Ely Cathedral, proud and strong, stands atop her island surveying all below her. In the bright sunshine she can be seen from miles away but when the mist rolls in and wraps its vaporous fingers around the fenlands, she is like a galleon in full sail riding atop the mist; she becomes the ‘Ship of the

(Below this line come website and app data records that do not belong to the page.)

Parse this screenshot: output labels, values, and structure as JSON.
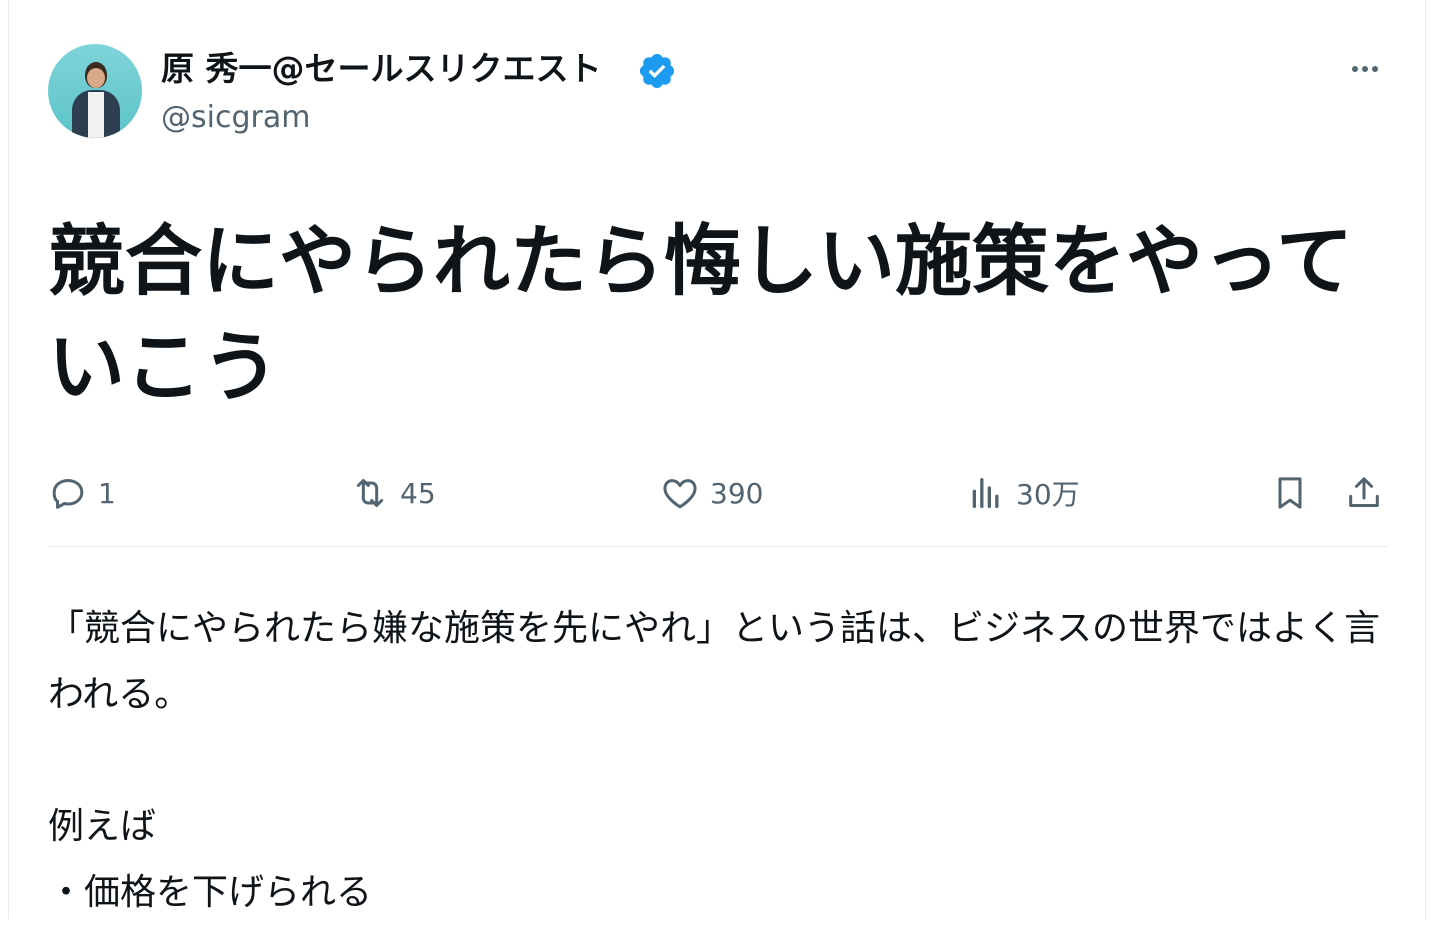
{
  "author": {
    "display_name": "原 秀一@セールスリクエスト",
    "handle": "@sicgram",
    "verified": true,
    "avatar_icon": "profile-photo",
    "verified_color": "#1d9bf0"
  },
  "post": {
    "headline": "競合にやられたら悔しい施策をやっていこう",
    "body": {
      "paragraph_1": "「競合にやられたら嫌な施策を先にやれ」という話は、ビジネスの世界ではよく言われる。",
      "line_2": "例えば",
      "line_3": "・価格を下げられる"
    }
  },
  "actions": {
    "reply": {
      "icon": "reply-icon",
      "count": "1"
    },
    "repost": {
      "icon": "repost-icon",
      "count": "45"
    },
    "like": {
      "icon": "heart-icon",
      "count": "390"
    },
    "views": {
      "icon": "views-icon",
      "count": "30万"
    },
    "bookmark": {
      "icon": "bookmark-icon"
    },
    "share": {
      "icon": "share-icon"
    }
  },
  "more_menu": {
    "icon": "more-icon"
  },
  "colors": {
    "text_primary": "#0f1419",
    "text_secondary": "#536471",
    "divider": "#e6ecf0"
  }
}
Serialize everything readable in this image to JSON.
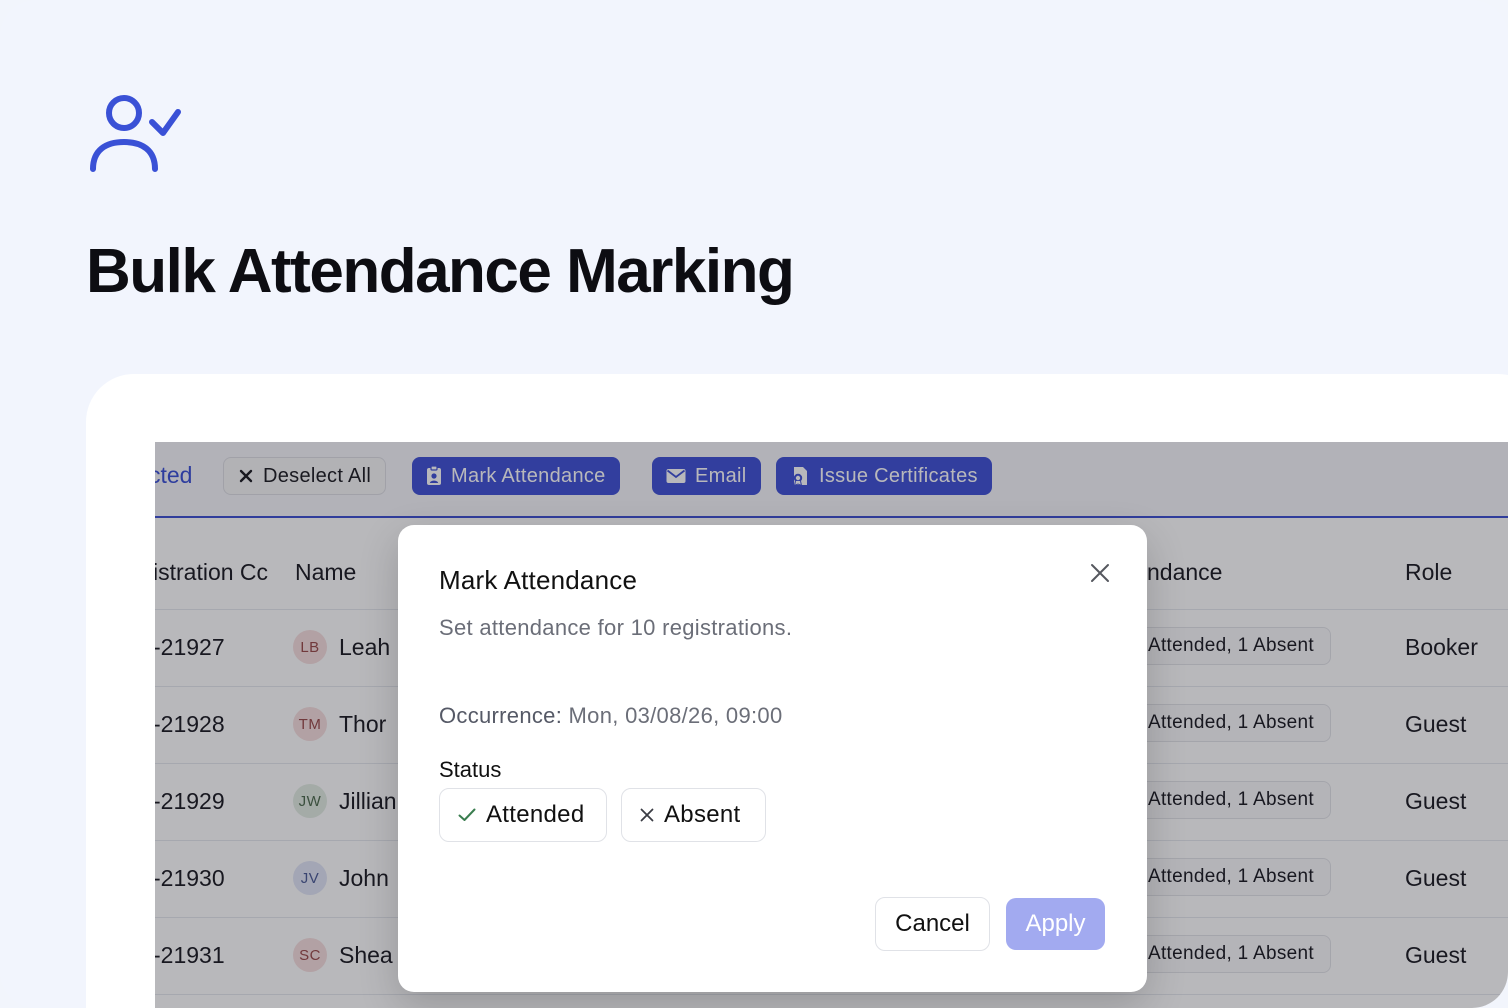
{
  "hero": {
    "title": "Bulk Attendance Marking",
    "icon": "user-check-icon",
    "accent": "#3a51d6"
  },
  "toolbar": {
    "selected_text": "cted",
    "deselect_label": "Deselect All",
    "mark_label": "Mark Attendance",
    "email_label": "Email",
    "certificates_label": "Issue Certificates"
  },
  "table": {
    "headers": {
      "registration": "istration Cc",
      "name": "Name",
      "attendance": "ndance",
      "role": "Role"
    },
    "rows": [
      {
        "code": "-21927",
        "initials": "LB",
        "name": "Leah",
        "attendance": "Attended, 1 Absent",
        "role": "Booker",
        "avatar_bg": "#f6dede",
        "avatar_fg": "#9a4a4a"
      },
      {
        "code": "-21928",
        "initials": "TM",
        "name": "Thor",
        "attendance": "Attended, 1 Absent",
        "role": "Guest",
        "avatar_bg": "#f6dede",
        "avatar_fg": "#9a4a4a"
      },
      {
        "code": "-21929",
        "initials": "JW",
        "name": "Jillian",
        "attendance": "Attended, 1 Absent",
        "role": "Guest",
        "avatar_bg": "#e2ece2",
        "avatar_fg": "#4d6a4d"
      },
      {
        "code": "-21930",
        "initials": "JV",
        "name": "John",
        "attendance": "Attended, 1 Absent",
        "role": "Guest",
        "avatar_bg": "#e1e6f7",
        "avatar_fg": "#4a5a96"
      },
      {
        "code": "-21931",
        "initials": "SC",
        "name": "Shea",
        "attendance": "Attended, 1 Absent",
        "role": "Guest",
        "avatar_bg": "#f6dede",
        "avatar_fg": "#9a4a4a"
      }
    ]
  },
  "modal": {
    "title": "Mark Attendance",
    "description": "Set attendance for 10 registrations.",
    "occurrence_label": "Occurrence:",
    "occurrence_value": "Mon, 03/08/26, 09:00",
    "status_label": "Status",
    "attended_label": "Attended",
    "absent_label": "Absent",
    "cancel_label": "Cancel",
    "apply_label": "Apply"
  }
}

The fenlands were once a place full of foreboding, and the boundaries – where the land gave way to the water-logged marshes – became the stamping ground of many a thief who lay in wait for unwary pilgrims on their way to the Isle of Ely to give thanks to God in the great cathedral, or for travellers who were hoping to sell their wares, make deals or just rest awhile before continuing on their journey. The threat of eternal damnation in the fires of hell that many victims warned of whilst their meagre purses were emptied affected these robbers not. Travellers and merchants were easy prey, and the clergy were as much to be despised as the conquering Norman invaders. Such things caused these robbers no concern, for in their eyes the Lord had long since banished them from his charity. They were already damned; the raging fires had already scorched the soles of their feet. And when offered salvation they would merely crack a disdainful smile and laugh in the face of those who presented such weak and panic-stricken last deals.